Robin Noah

I have received several calls recently regarding what to do when an employer receives an unemployment claim notice from the EDD. Following is a brief overview.

Most important is that the employer a) respond within the 10 days allowed and that b) the employer provides complete details of the action. These details will be the basis for the EDD’s final determination – even if a person quits it is possible to collect unemployment. A key component for the EDD’s final determination is that an employee will not be eligible for unemployment benefits unless there is a good reason for quitting, meaning that a reasonable person who truly wanted a job would have left under the same circumstances. 

The EDD will mail a notice of the claim to the last employer. A timely employer response guarantees; 1) a written Notice of Determination/Ruling from the EDD and 2) the Employer’s rights to appeal the EDD’s determination. (See www. edd.ca.gov)

Be aware that employers are required to provide pamphlets that explain employees’ benefit rights at the time of the separation.  For example  

  • For Your Benefit – California’s Programs for the Unemployed (DE 2320) – Provides information on UI, DI, PFL, and Job Service benefits available to the employee. 
  • Disability Insurance Provisions (DE 2515) – This brochure outlines the DI program. 
  • Notice to Employee as to Change in Relationship – Written notice must be given immediately to employees of their discharge, layoff, leave of absence, or change in employment status.   

After the review the EDD will send the employer their determination.  If the EDD finds for the employee the employer’s account will be affected. The employer’s unemployment taxes may go up.

Periodically, most likely once a year, the state reviews the number of claims each employer has against them. If the employer has too many claims (and the state decides what is too many), then the tax the employer has to pay is increased. It will go from (x percent) to (x+1 percent), or maybe even (x+2).If the employer has not had many claims charged against their account the effect may be small and the employer could choose to accept the case determination. 

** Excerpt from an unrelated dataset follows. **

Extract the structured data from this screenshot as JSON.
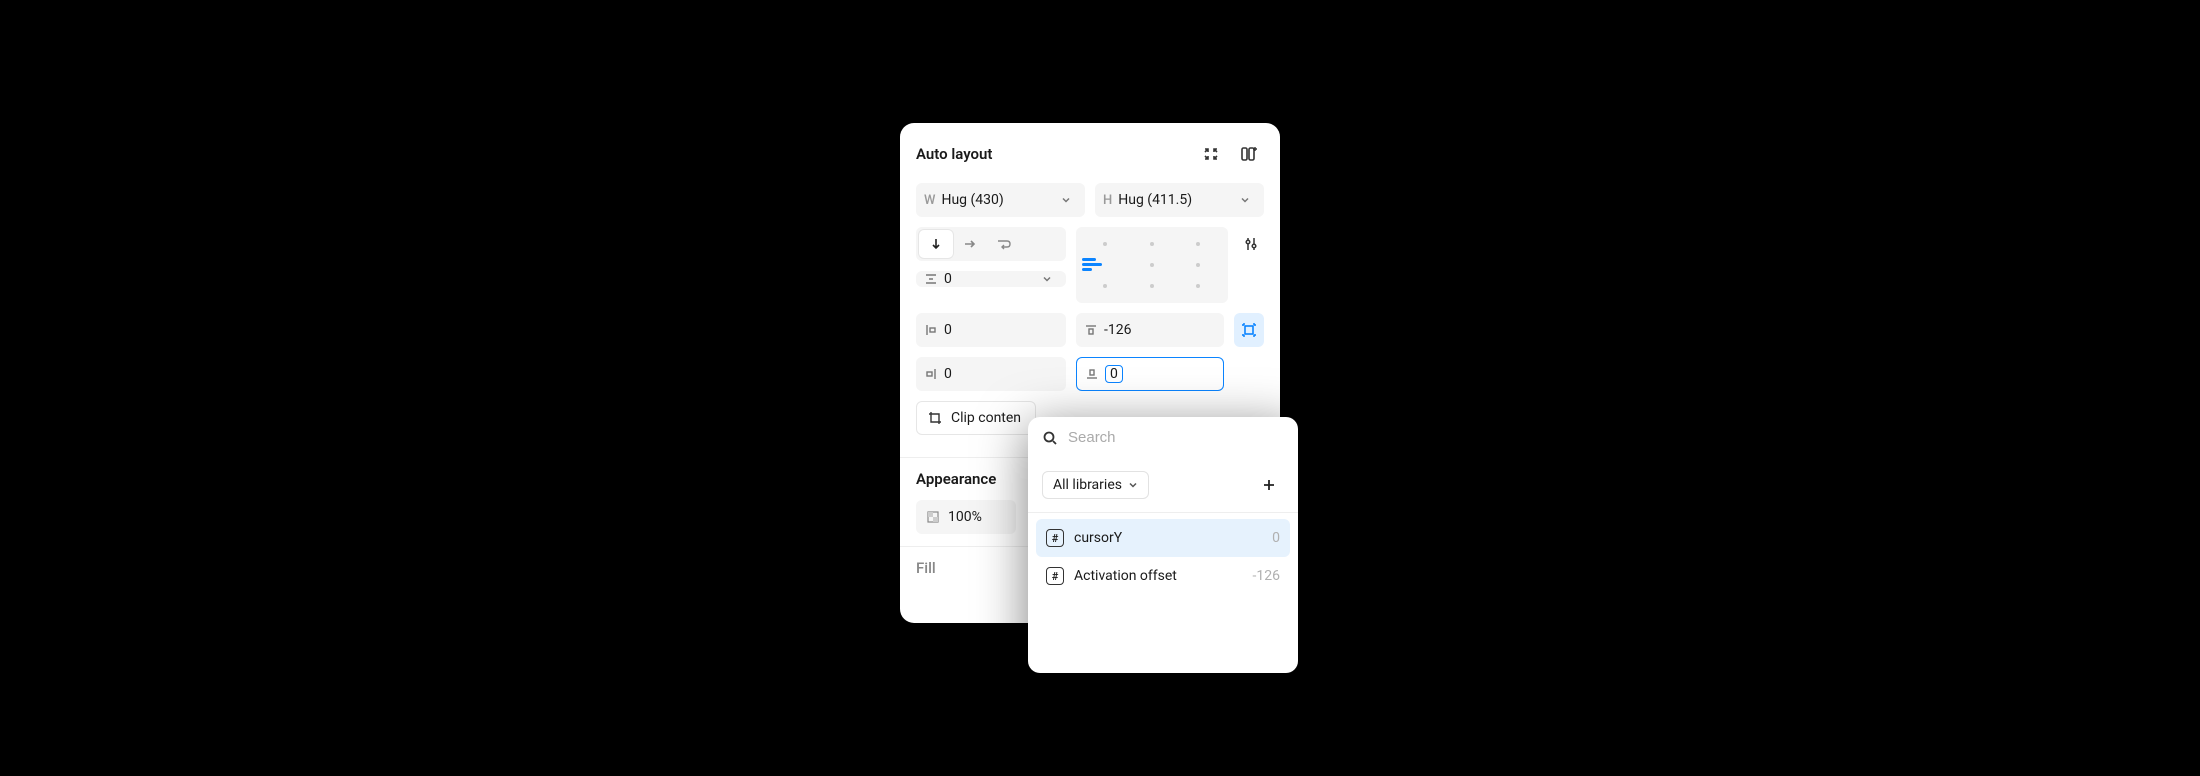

If the employer wants to appeal the EDD determination it needs to be filed within the time period noted by the EDD.

 Author:  Robin Noah, Executive Coaches of Orange County, www.ECofOC.org